TRY IT: For the data below, report the number of lines that contain the string "Possession" and nothing else.

INFORMATION SUPPLIED:
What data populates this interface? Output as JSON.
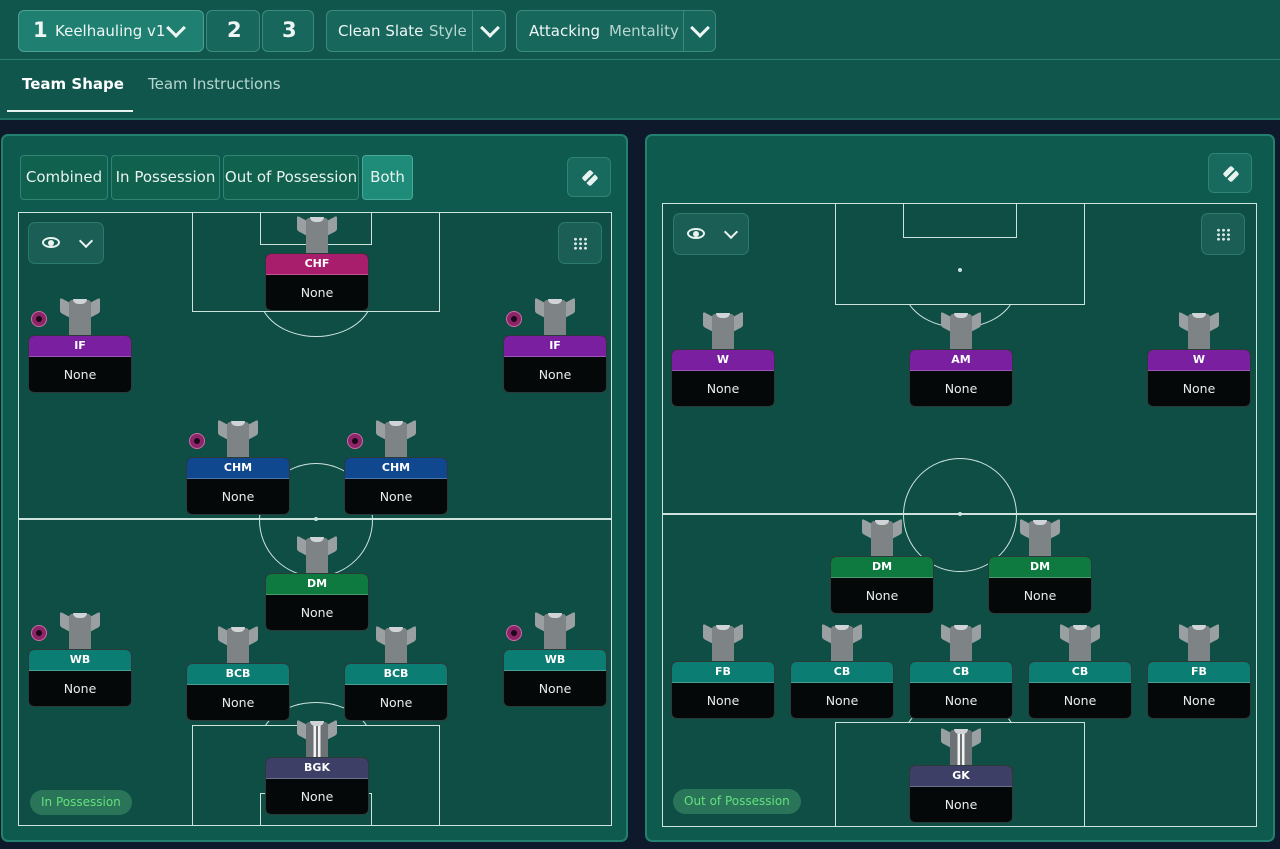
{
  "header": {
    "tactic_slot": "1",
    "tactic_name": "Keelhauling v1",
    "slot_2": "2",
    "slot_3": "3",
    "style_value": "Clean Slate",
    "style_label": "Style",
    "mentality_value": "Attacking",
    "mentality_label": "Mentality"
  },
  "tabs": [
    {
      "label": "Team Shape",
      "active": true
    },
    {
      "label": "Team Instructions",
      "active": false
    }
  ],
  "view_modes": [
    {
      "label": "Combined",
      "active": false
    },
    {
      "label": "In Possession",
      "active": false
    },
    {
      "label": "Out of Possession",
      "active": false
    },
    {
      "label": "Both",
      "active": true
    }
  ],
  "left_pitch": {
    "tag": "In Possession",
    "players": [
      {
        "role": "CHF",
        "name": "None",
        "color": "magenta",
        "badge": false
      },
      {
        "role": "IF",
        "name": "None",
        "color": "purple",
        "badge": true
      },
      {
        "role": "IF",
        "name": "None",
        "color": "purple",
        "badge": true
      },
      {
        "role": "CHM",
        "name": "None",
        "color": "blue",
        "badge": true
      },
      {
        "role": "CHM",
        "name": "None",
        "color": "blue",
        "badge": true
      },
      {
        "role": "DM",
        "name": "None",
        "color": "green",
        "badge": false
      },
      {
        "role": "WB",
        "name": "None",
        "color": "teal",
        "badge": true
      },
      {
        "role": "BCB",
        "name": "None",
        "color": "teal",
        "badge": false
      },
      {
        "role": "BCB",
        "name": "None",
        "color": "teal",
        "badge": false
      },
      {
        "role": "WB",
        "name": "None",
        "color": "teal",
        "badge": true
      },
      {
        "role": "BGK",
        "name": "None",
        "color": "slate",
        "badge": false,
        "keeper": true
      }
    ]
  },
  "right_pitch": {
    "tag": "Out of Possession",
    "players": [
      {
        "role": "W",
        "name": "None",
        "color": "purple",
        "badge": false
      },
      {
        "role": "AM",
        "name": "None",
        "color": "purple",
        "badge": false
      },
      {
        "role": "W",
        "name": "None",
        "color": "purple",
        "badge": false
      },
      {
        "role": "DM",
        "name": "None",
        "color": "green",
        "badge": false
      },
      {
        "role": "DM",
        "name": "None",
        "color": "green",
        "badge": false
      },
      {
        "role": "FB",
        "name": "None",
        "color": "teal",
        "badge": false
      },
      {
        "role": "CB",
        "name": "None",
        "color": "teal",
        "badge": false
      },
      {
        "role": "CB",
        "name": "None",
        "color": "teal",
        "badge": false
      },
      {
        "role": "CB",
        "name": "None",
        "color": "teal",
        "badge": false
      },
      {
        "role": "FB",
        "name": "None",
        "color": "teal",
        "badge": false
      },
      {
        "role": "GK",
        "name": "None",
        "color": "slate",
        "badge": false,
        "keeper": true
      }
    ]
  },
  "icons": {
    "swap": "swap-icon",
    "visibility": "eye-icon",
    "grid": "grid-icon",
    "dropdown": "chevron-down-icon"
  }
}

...

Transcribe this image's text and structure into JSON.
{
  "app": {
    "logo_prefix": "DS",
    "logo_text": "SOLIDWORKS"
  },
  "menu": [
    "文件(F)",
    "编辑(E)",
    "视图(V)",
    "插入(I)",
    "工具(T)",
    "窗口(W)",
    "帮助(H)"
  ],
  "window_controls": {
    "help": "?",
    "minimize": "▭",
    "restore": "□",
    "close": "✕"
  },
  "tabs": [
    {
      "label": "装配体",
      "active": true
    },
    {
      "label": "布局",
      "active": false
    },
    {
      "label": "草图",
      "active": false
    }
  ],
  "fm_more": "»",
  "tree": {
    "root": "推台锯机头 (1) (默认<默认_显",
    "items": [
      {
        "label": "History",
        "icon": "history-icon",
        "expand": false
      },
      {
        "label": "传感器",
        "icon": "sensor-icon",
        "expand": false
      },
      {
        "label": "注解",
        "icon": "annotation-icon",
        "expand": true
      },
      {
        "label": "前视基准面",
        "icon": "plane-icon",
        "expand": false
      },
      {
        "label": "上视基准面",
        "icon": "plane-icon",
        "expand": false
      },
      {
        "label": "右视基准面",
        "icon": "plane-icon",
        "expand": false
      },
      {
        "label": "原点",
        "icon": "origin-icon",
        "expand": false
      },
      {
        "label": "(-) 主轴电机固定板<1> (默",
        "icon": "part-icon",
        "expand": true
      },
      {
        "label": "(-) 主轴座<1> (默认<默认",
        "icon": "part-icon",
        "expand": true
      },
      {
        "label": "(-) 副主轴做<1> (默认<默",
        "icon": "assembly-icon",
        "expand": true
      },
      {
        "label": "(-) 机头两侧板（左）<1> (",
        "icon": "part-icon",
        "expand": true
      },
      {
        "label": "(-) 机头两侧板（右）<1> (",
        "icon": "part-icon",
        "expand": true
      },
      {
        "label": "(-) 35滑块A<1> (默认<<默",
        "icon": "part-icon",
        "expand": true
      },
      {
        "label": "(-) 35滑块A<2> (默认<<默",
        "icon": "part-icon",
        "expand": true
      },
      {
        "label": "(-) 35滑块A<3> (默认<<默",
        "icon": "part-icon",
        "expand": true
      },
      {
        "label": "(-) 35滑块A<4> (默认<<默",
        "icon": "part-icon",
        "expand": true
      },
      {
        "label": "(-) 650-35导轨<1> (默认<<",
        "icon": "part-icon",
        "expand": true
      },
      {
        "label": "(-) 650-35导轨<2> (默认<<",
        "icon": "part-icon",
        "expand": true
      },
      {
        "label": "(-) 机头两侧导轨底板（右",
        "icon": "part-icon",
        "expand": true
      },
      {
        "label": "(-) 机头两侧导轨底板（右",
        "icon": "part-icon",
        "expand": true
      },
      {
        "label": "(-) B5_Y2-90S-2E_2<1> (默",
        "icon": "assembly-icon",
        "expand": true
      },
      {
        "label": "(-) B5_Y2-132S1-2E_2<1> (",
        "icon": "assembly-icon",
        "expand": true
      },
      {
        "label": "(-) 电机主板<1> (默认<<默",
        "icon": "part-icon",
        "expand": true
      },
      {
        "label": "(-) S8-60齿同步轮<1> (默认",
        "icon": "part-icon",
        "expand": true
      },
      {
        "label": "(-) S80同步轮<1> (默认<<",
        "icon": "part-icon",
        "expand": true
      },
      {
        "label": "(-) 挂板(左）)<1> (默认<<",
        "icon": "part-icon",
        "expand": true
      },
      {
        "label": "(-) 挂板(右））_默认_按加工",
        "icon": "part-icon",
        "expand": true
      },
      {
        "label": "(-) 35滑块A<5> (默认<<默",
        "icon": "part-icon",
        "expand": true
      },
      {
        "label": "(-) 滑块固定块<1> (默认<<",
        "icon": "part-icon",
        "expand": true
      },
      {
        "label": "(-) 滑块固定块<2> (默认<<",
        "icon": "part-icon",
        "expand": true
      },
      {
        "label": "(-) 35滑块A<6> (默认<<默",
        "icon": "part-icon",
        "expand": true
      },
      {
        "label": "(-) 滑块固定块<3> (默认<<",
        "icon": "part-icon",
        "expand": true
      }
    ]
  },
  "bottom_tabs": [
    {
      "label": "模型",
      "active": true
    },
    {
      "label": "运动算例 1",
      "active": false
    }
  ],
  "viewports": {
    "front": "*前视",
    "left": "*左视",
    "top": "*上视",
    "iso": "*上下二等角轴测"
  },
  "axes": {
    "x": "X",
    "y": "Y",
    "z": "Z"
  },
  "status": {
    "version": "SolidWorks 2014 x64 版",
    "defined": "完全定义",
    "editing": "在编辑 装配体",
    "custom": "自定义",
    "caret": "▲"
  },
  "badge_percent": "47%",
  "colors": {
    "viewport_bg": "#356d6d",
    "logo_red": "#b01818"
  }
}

EXERCISE ANSWER: 4